And here's Orhan Pamuk again:

The power of things inheres in the memories they gather up inside them, and also in the vicissitudes of the imagination, and in our memory. (pg 206)

What I found most enthralling was the way in which objects removed from the kitchens, bedrooms, and dinner tables where they had once been utilized would come together to form a new texture, an unintentionally striking web of relationships. I realized that when arranged with love and care, objects in the museum —an old photograph, a bottle opener, a picture of a boat, a coffee cup, a postcard— could attain much greater significance than they had before...

The more I looked at the objects on my desk next to my notebook —rusty keys, candy boxes, pliers, and lighters— the more I felt as if they were communicating with one another. Their ending up in this place after being uprooted from the places they used to belong to and separated from the people whose lives they were once part of —their loneliness, in a word— aroused in me the shamanic belief that objects too have spirits. (pg 51-52)

Yesterday I did curatorial work to update my list of 2023 book acquisitions, imagining the subject map I might make as a guide; and I hatched a scheme for making more accessible the hundreds of accumulated "rightclicksave" images I've snagged on several different computers... which could be arranged thematically, or chronologically, to tell rather different versions of the stories they stand for.

And I recognized that I've more or less continuously been perusing, organizing, making distributable materials out of, indexing, and being enticed into bouts of Collection Development. I just haven't tried to imagine the Whole Thing and how it's laced/knotted/knit/macramé'd together. A recent acquisition may help:

Collections I hope to exert curatorial influence and serious negentropic mmmmph over in the coming year:


A whole different facet of 'curate' is to be found in Victorian novels: the rather junior Anglican clergyman is the curate of a parish church, in effect an apprentice vicar: "In the Church of England today, curate refers to priests (or, in the first year, transitional deacons) who are in their first post after ordination (usually for four years), and are completing their training (not unlike an apprenticeship)...." While this has nothing to do with the sense in which I am exploring 'curate', the phrase "the curate's egg" is too wonderful to leave out:

The Curate's Egg (

The Real Meaning of the Phrase 'Curate's Egg' (interesting;

The Curate's Egg: Parts of It Are Excellent

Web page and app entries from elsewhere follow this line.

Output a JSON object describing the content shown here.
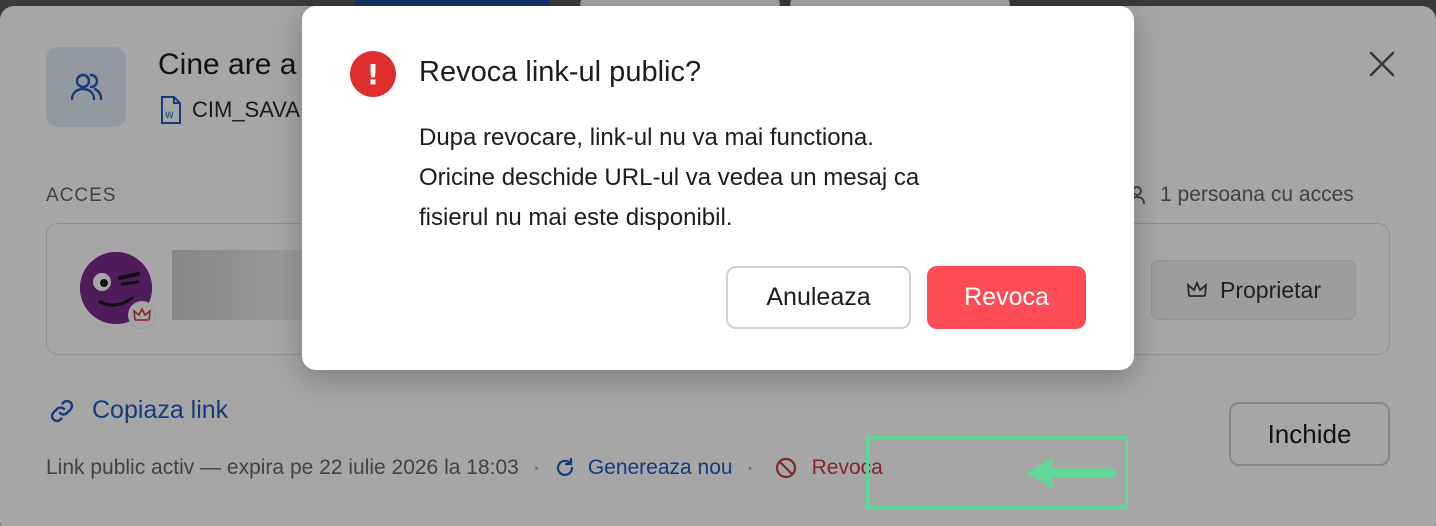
{
  "share_dialog": {
    "title": "Cine are a",
    "file_name": "CIM_SAVA",
    "acces_label": "ACCES",
    "persons_count": "1 persoana cu acces",
    "owner_label": "Proprietar",
    "copy_link_label": "Copiaza link",
    "close_button_label": "Inchide",
    "link_status": "Link public activ — expira pe 22 iulie 2026 la 18:03",
    "separator": "·",
    "regenerate_label": "Genereaza nou",
    "revoke_label": "Revoca"
  },
  "modal": {
    "title": "Revoca link-ul public?",
    "alert_glyph": "!",
    "body_line1": "Dupa revocare, link-ul nu va mai functiona.",
    "body_line2": "Oricine deschide URL-ul va vedea un mesaj ca",
    "body_line3": "fisierul nu mai este disponibil.",
    "cancel_label": "Anuleaza",
    "confirm_label": "Revoca"
  },
  "colors": {
    "accent_blue": "#1f5bbf",
    "danger_red": "#ff4c55",
    "revoke_text": "#c93d3d",
    "highlight_green": "#5fd896"
  }
}
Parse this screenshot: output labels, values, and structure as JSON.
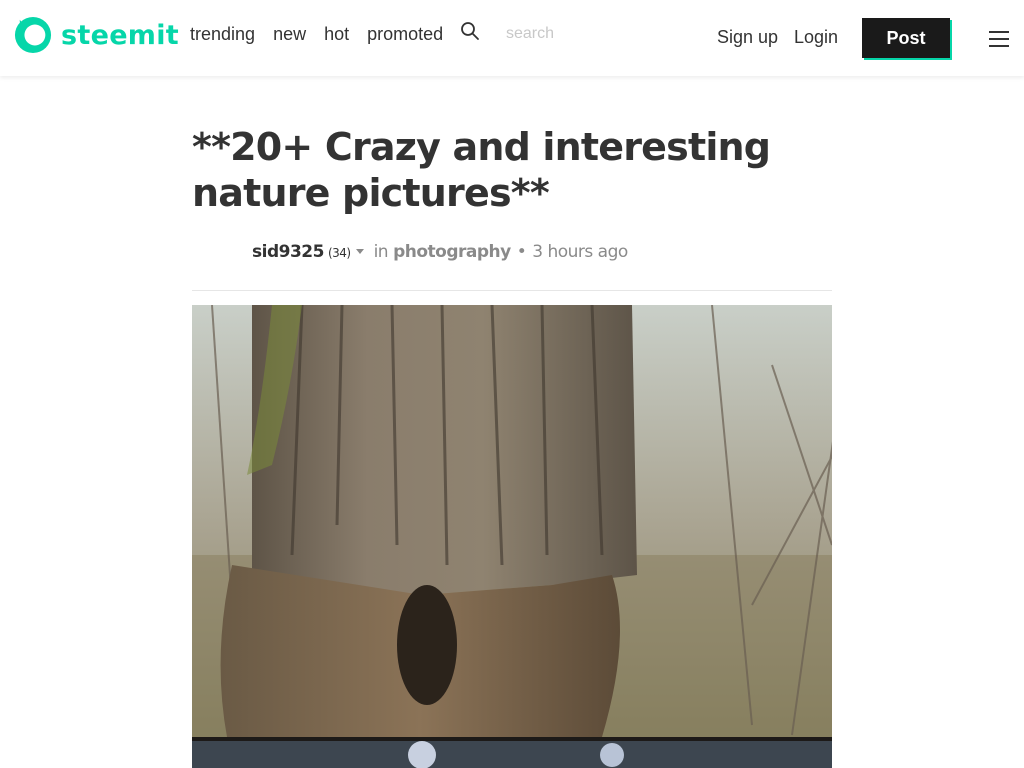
{
  "header": {
    "brand": "steemit",
    "nav": [
      "trending",
      "new",
      "hot",
      "promoted"
    ],
    "search_placeholder": "search",
    "signup": "Sign up",
    "login": "Login",
    "post": "Post",
    "brand_color": "#06d6a9"
  },
  "article": {
    "title": "**20+ Crazy and interesting nature pictures**",
    "author": "sid9325",
    "reputation": "(34)",
    "in_label": "in",
    "category": "photography",
    "dot": "•",
    "time": "3 hours ago"
  },
  "icons": {
    "logo": "steemit-logo-icon",
    "search": "search-icon",
    "menu": "hamburger-menu-icon",
    "caret": "caret-down-icon"
  }
}
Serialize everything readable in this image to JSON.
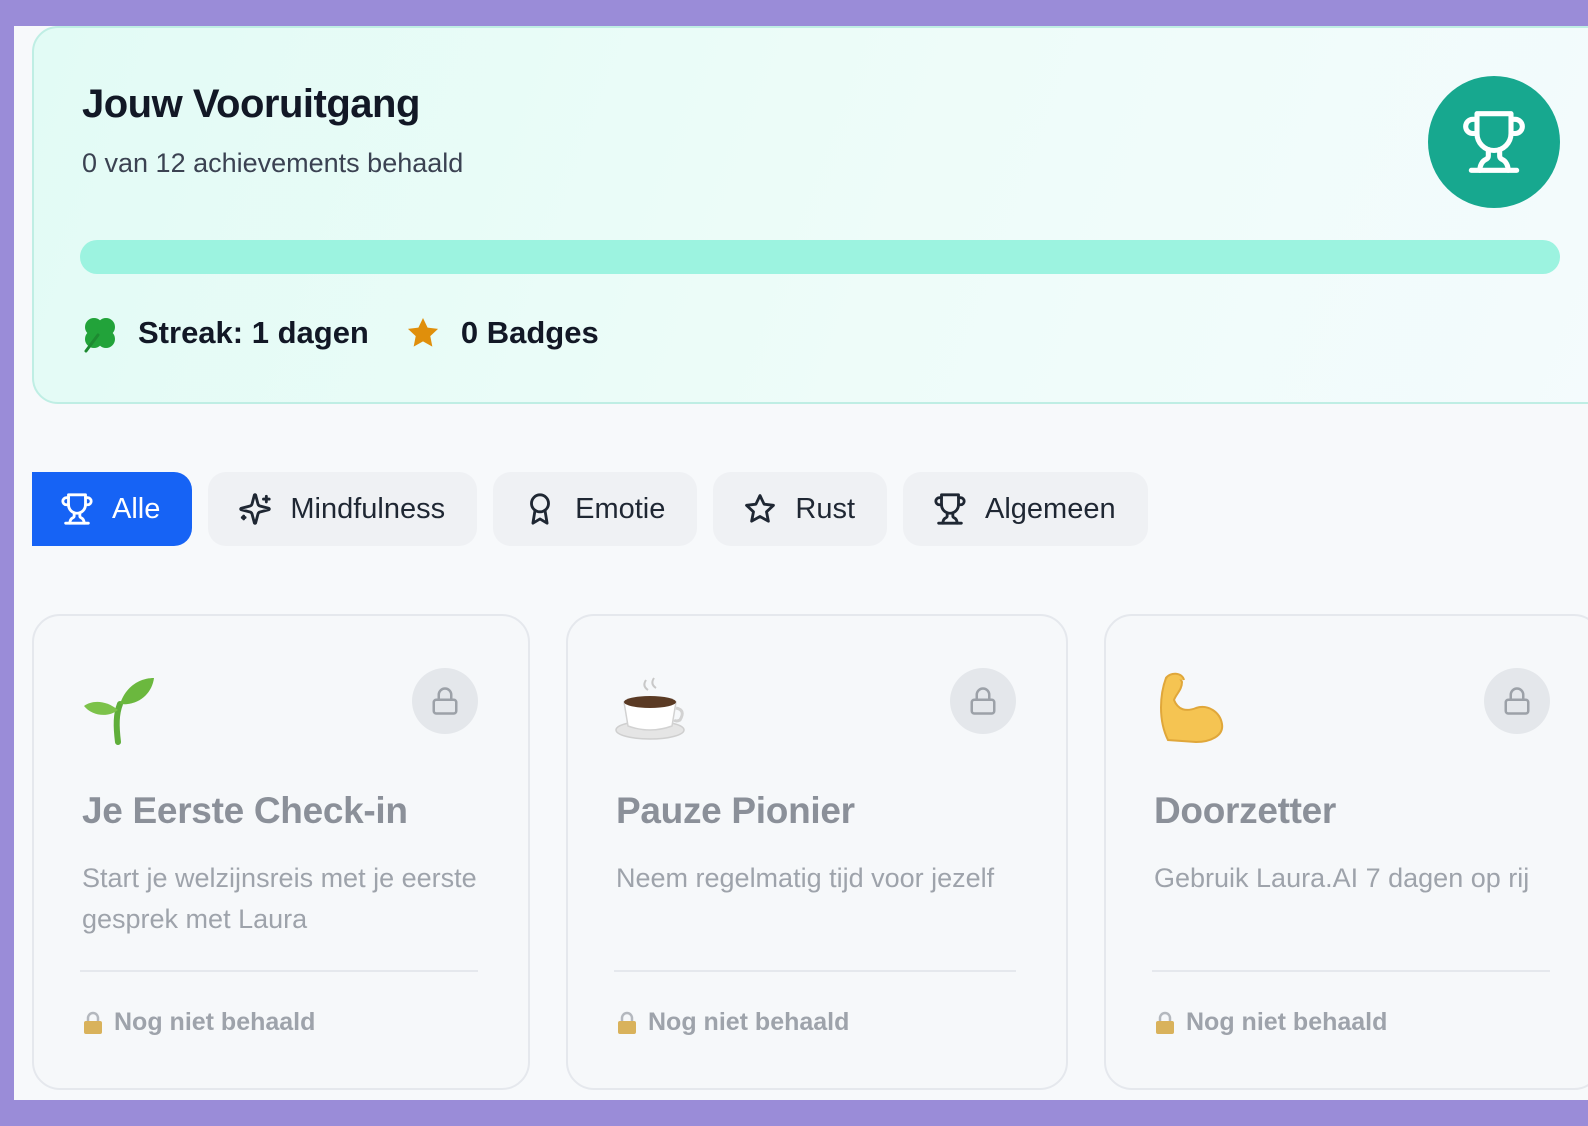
{
  "progress": {
    "title": "Jouw Vooruitgang",
    "subtitle": "0 van 12 achievements behaald",
    "achieved": 0,
    "total": 12,
    "streak_label": "Streak: 1 dagen",
    "badges_label": "0 Badges"
  },
  "tabs": [
    {
      "label": "Alle",
      "icon": "trophy-icon",
      "active": true
    },
    {
      "label": "Mindfulness",
      "icon": "sparkles-icon",
      "active": false
    },
    {
      "label": "Emotie",
      "icon": "award-icon",
      "active": false
    },
    {
      "label": "Rust",
      "icon": "star-icon",
      "active": false
    },
    {
      "label": "Algemeen",
      "icon": "trophy-icon",
      "active": false
    }
  ],
  "achievements": [
    {
      "icon": "seedling-icon",
      "title": "Je Eerste Check-in",
      "description": "Start je welzijnsreis met je eerste gesprek met Laura",
      "status": "Nog niet behaald"
    },
    {
      "icon": "coffee-cup-icon",
      "title": "Pauze Pionier",
      "description": "Neem regelmatig tijd voor jezelf",
      "status": "Nog niet behaald"
    },
    {
      "icon": "flexed-biceps-icon",
      "title": "Doorzetter",
      "description": "Gebruik Laura.AI 7 dagen op rij",
      "status": "Nog niet behaald"
    }
  ],
  "colors": {
    "accent": "#17a88f",
    "progress_track": "#9cf3e0",
    "active_tab": "#1663f5",
    "background_frame": "#9a8cd8"
  }
}
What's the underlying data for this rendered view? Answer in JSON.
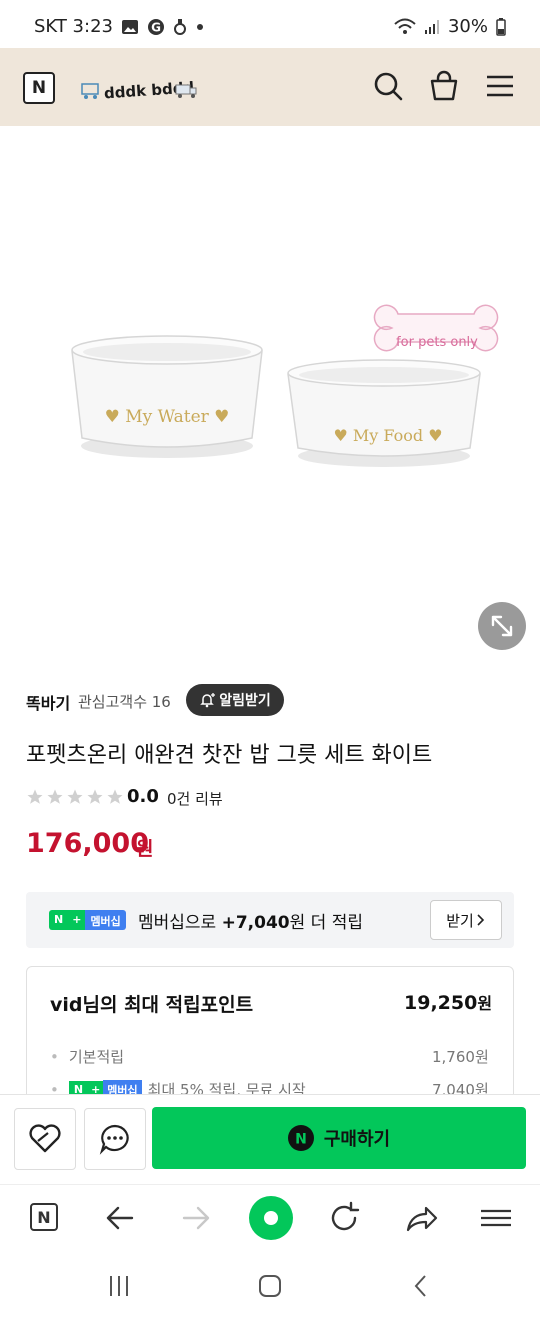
{
  "status_bar": {
    "carrier_time": "SKT 3:23",
    "battery": "30%",
    "icons": [
      "image-icon",
      "g-icon",
      "hand-icon",
      "dot-icon",
      "wifi-icon",
      "signal-icon",
      "battery-icon"
    ]
  },
  "header": {
    "logo_letter": "N",
    "brand_text": "dddk bddd",
    "icons": [
      "search-icon",
      "cart-icon",
      "menu-icon"
    ]
  },
  "product_image": {
    "left_bowl_text": "♥ My Water ♥",
    "right_bowl_text": "♥ My Food ♥",
    "tag_text": "for pets only"
  },
  "store": {
    "name": "똑바기",
    "fans": "관심고객수 16",
    "alarm_label": "알림받기"
  },
  "product": {
    "title": "포펫츠온리 애완견 찻잔 밥 그릇 세트 화이트",
    "rating": "0.0",
    "reviews": "0건 리뷰",
    "rating_stars": 0,
    "price": "176,000",
    "price_unit": "원"
  },
  "membership": {
    "badge_n": "N",
    "badge_plus": "+",
    "badge_text": "멤버십",
    "text_prefix": "멤버십으로 ",
    "amount": "+7,040",
    "text_suffix": "원 더 적립",
    "button": "받기"
  },
  "points": {
    "title": "vid님의 최대 적립포인트",
    "total": "19,250",
    "total_unit": "원",
    "rows": [
      {
        "label": "기본적립",
        "value": "1,760원"
      },
      {
        "label": "최대 5% 적립, 무료 시작",
        "value": "7,040원"
      }
    ]
  },
  "actions": {
    "buy_label": "구매하기",
    "buy_icon_letter": "N"
  },
  "colors": {
    "accent_green": "#03c75a",
    "price_red": "#c4122f",
    "header_bg": "#efe6da"
  }
}
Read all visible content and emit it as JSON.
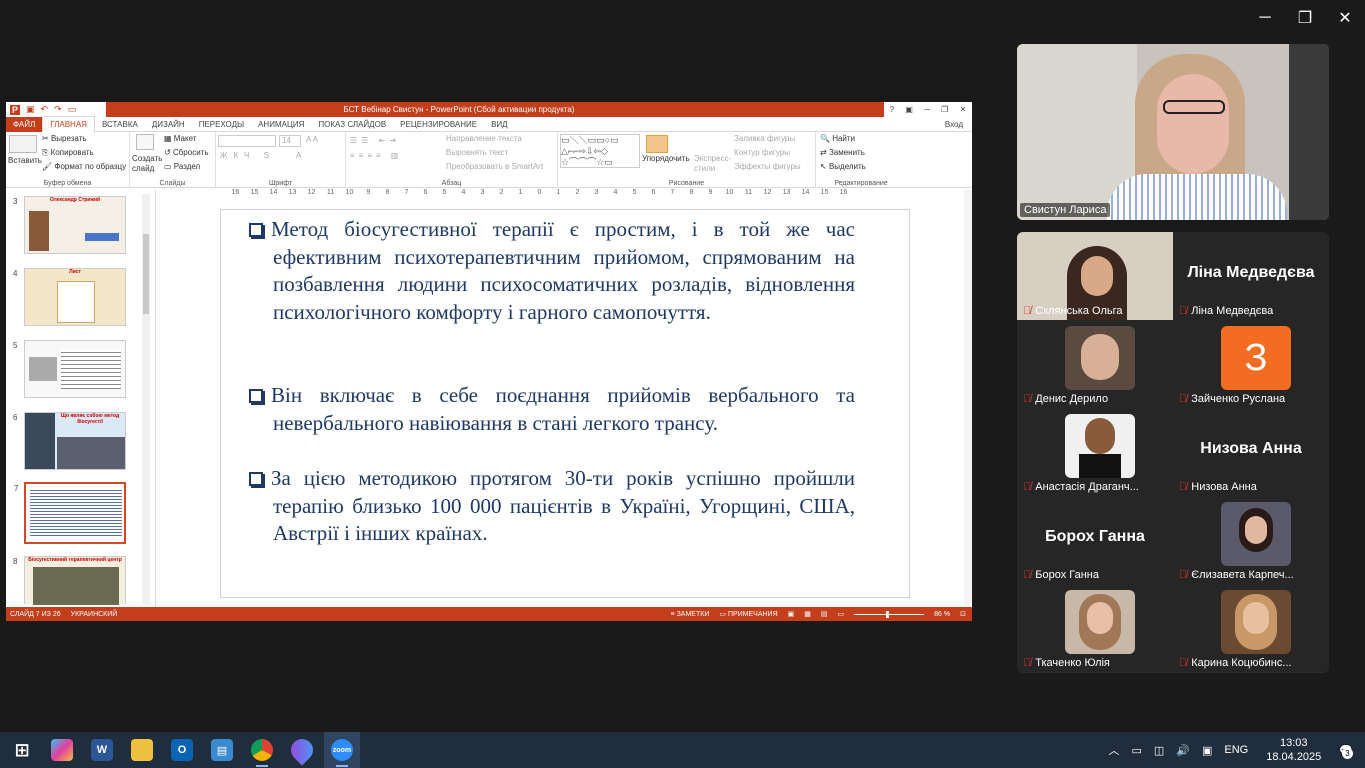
{
  "window_controls": {
    "minimize": "─",
    "restore": "❐",
    "close": "✕"
  },
  "ppt": {
    "title": "БСТ Вебінар Свистун - PowerPoint (Сбой активации продукта)",
    "title_controls": [
      "?",
      "▣",
      "─",
      "❐",
      "✕"
    ],
    "tabs": [
      "ФАЙЛ",
      "ГЛАВНАЯ",
      "ВСТАВКА",
      "ДИЗАЙН",
      "ПЕРЕХОДЫ",
      "АНИМАЦИЯ",
      "ПОКАЗ СЛАЙДОВ",
      "РЕЦЕНЗИРОВАНИЕ",
      "ВИД"
    ],
    "login": "Вход",
    "ribbon": {
      "paste": "Вставить",
      "cut": "Вырезать",
      "copy": "Копировать",
      "format_painter": "Формат по образцу",
      "clipboard_label": "Буфер обмена",
      "new_slide": "Создать слайд",
      "layout": "Макет",
      "reset": "Сбросить",
      "section": "Раздел",
      "slides_label": "Слайды",
      "font_size": "14",
      "font_label": "Шрифт",
      "text_direction": "Направление текста",
      "align_text": "Выровнять текст",
      "smartart": "Преобразовать в SmartArt",
      "paragraph_label": "Абзац",
      "arrange": "Упорядочить",
      "quick_styles": "Экспресс-стили",
      "drawing_label": "Рисование",
      "shape_fill": "Заливка фигуры",
      "shape_outline": "Контур фигуры",
      "shape_effects": "Эффекты фигуры",
      "find": "Найти",
      "replace": "Заменить",
      "select": "Выделить",
      "editing_label": "Редактирование"
    },
    "ruler_ticks": [
      "16",
      "15",
      "14",
      "13",
      "12",
      "11",
      "10",
      "9",
      "8",
      "7",
      "6",
      "5",
      "4",
      "3",
      "2",
      "1",
      "0",
      "1",
      "2",
      "3",
      "4",
      "5",
      "6",
      "7",
      "8",
      "9",
      "10",
      "11",
      "12",
      "13",
      "14",
      "15",
      "16"
    ],
    "thumbnails": [
      {
        "num": "3",
        "title": "Олександр Стрижий"
      },
      {
        "num": "4",
        "title": "Лист"
      },
      {
        "num": "5",
        "title": ""
      },
      {
        "num": "6",
        "title": "Що являє собою метод біосугестії"
      },
      {
        "num": "7",
        "title": ""
      },
      {
        "num": "8",
        "title": "Біосугестивний терапевтичний центр"
      }
    ],
    "slide_bullets": [
      "Метод біосугестивної терапії є простим, і в той же час ефективним психотерапевтичним прийомом, спрямованим на позбавлення людини психосоматичних розладів, відновлення психологічного комфорту і гарного самопочуття.",
      "Він включає в себе поєднання прийомів вербального та невербального навіювання в стані легкого трансу.",
      "За цією методикою протягом 30-ти років успішно пройшли терапію близько 100 000 пацієнтів в Україні, Угорщині, США, Австрії і інших країнах."
    ],
    "status": {
      "slide": "СЛАЙД 7 ИЗ 26",
      "language": "УКРАИНСКИЙ",
      "notes": "ЗАМЕТКИ",
      "comments": "ПРИМЕЧАНИЯ",
      "zoom": "86 %"
    }
  },
  "zoom": {
    "active_speaker": "Свистун Лариса",
    "participants": [
      {
        "name": "Склянська Ольга",
        "type": "video"
      },
      {
        "name": "Ліна Медведєва",
        "type": "text",
        "display": "Ліна Медведєва"
      },
      {
        "name": "Денис Дерило",
        "type": "video"
      },
      {
        "name": "Зайченко Руслана",
        "type": "initial",
        "display": "З"
      },
      {
        "name": "Анастасія Драганч...",
        "type": "video"
      },
      {
        "name": "Низова Анна",
        "type": "text",
        "display": "Низова Анна"
      },
      {
        "name": "Борох Ганна",
        "type": "text",
        "display": "Борох Ганна"
      },
      {
        "name": "Єлизавета Карпеч...",
        "type": "video"
      },
      {
        "name": "Ткаченко Юлія",
        "type": "video"
      },
      {
        "name": "Карина Коцюбинс...",
        "type": "video"
      }
    ]
  },
  "taskbar": {
    "apps": [
      "windows-start",
      "copilot",
      "word",
      "file-explorer",
      "outlook",
      "control-panel",
      "chrome",
      "paint",
      "zoom"
    ],
    "lang": "ENG",
    "time": "13:03",
    "date": "18.04.2025",
    "notifications": "3"
  },
  "colors": {
    "ppt_accent": "#c43e1c",
    "slide_text": "#1f3864",
    "taskbar": "#1f2d3d",
    "zoom_orange": "#f26d21"
  }
}
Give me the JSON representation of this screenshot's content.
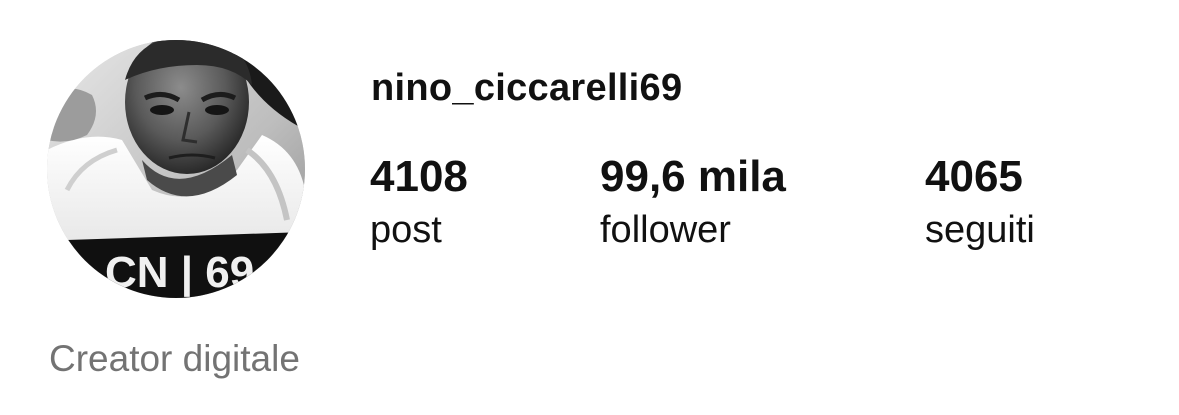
{
  "profile": {
    "username": "nino_ciccarelli69",
    "avatar_icon": "profile-photo",
    "avatar_shirt_text": "CN | 69",
    "category": "Creator digitale"
  },
  "stats": {
    "posts": {
      "value": "4108",
      "label": "post"
    },
    "followers": {
      "value": "99,6 mila",
      "label": "follower"
    },
    "following": {
      "value": "4065",
      "label": "seguiti"
    }
  },
  "colors": {
    "text_primary": "#111111",
    "text_secondary": "#737373",
    "background": "#ffffff"
  }
}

The bishop says, "Dear me, I'm afraid your egg's not good!"
The curate, desperate not to offend his host and superior, replies,
"Oh, yes, my Lord, really — er — some parts of it are very good."

w ====

Quis custodiet ipsos custodes?
— Juvenal